The task
Show every line below where "enhance" can be found.

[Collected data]
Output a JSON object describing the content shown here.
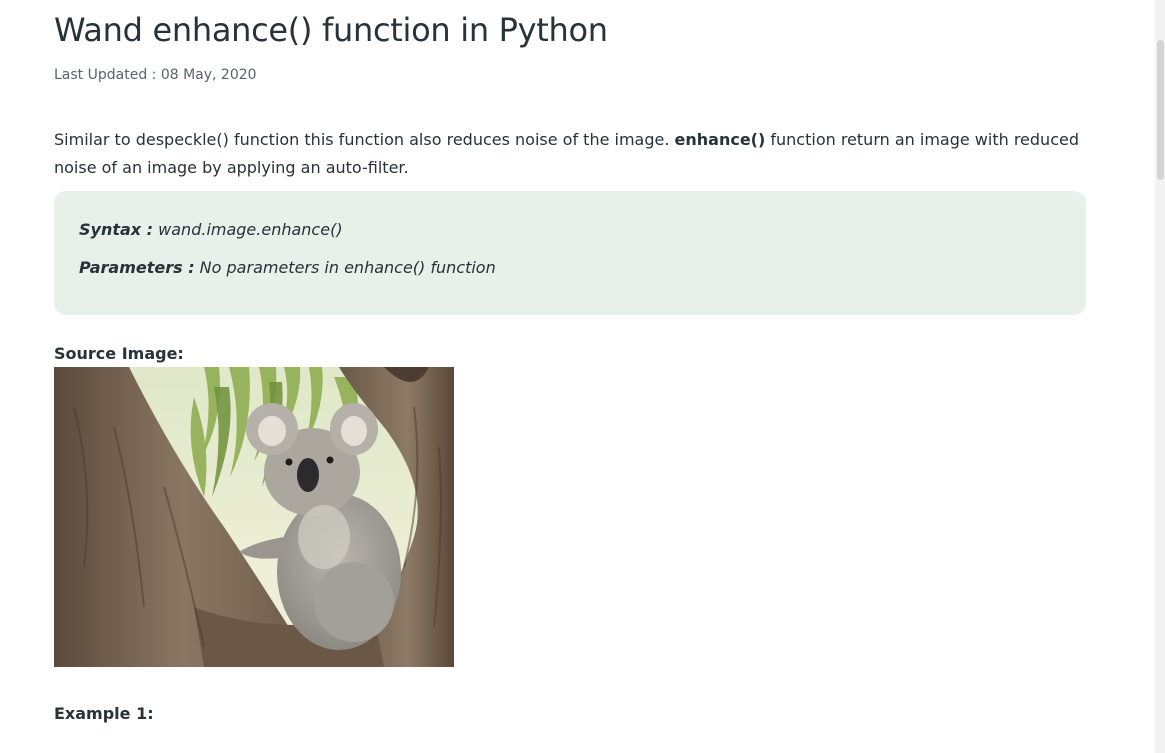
{
  "article": {
    "title": "Wand enhance() function in Python",
    "last_updated": "Last Updated : 08 May, 2020",
    "intro_part1": "Similar to despeckle() function this function also reduces noise of the image. ",
    "intro_bold": "enhance()",
    "intro_part2": " function return an image with reduced noise of an image by applying an auto-filter.",
    "syntax": {
      "syntax_label": "Syntax :",
      "syntax_value": " wand.image.enhance()",
      "params_label": "Parameters :",
      "params_value": " No parameters in enhance() function"
    },
    "source_image_label": "Source Image:",
    "example_label": "Example 1:"
  },
  "colors": {
    "text": "#273239",
    "muted": "#5b6369",
    "syntax_bg": "#e7f1ea"
  }
}
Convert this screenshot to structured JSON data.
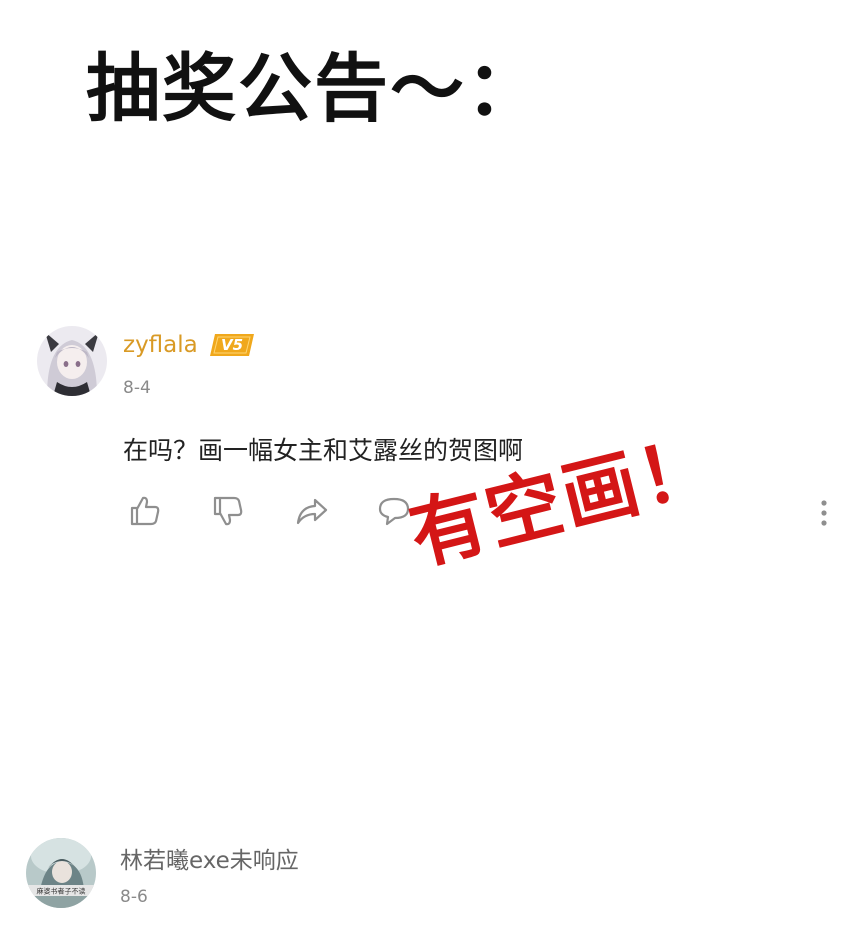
{
  "headline": "抽奖公告～：",
  "comments": [
    {
      "username": "zyflala",
      "badge": "V5",
      "date": "8-4",
      "content": "在吗？画一幅女主和艾露丝的贺图啊"
    },
    {
      "username": "林若曦exe未响应",
      "date": "8-6",
      "avatar_caption": "麻婆书者子不读"
    }
  ],
  "stamp": "有空画！",
  "actions": {
    "like_icon": "thumbs-up-icon",
    "dislike_icon": "thumbs-down-icon",
    "share_icon": "share-icon",
    "reply_icon": "speech-bubble-icon",
    "more_icon": "more-vertical-icon"
  },
  "colors": {
    "username_vip": "#d99a25",
    "badge": "#f0a81c",
    "date": "#8a8a8a",
    "icon": "#8f8f8f",
    "stamp": "#d41616"
  }
}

Reply
    "title": "Wand enhance() function in Python",
    "intro_bold": "enhance()",
      "syntax_value": " wand.image.enhance()",
      "params_value": " No parameters in enhance() function"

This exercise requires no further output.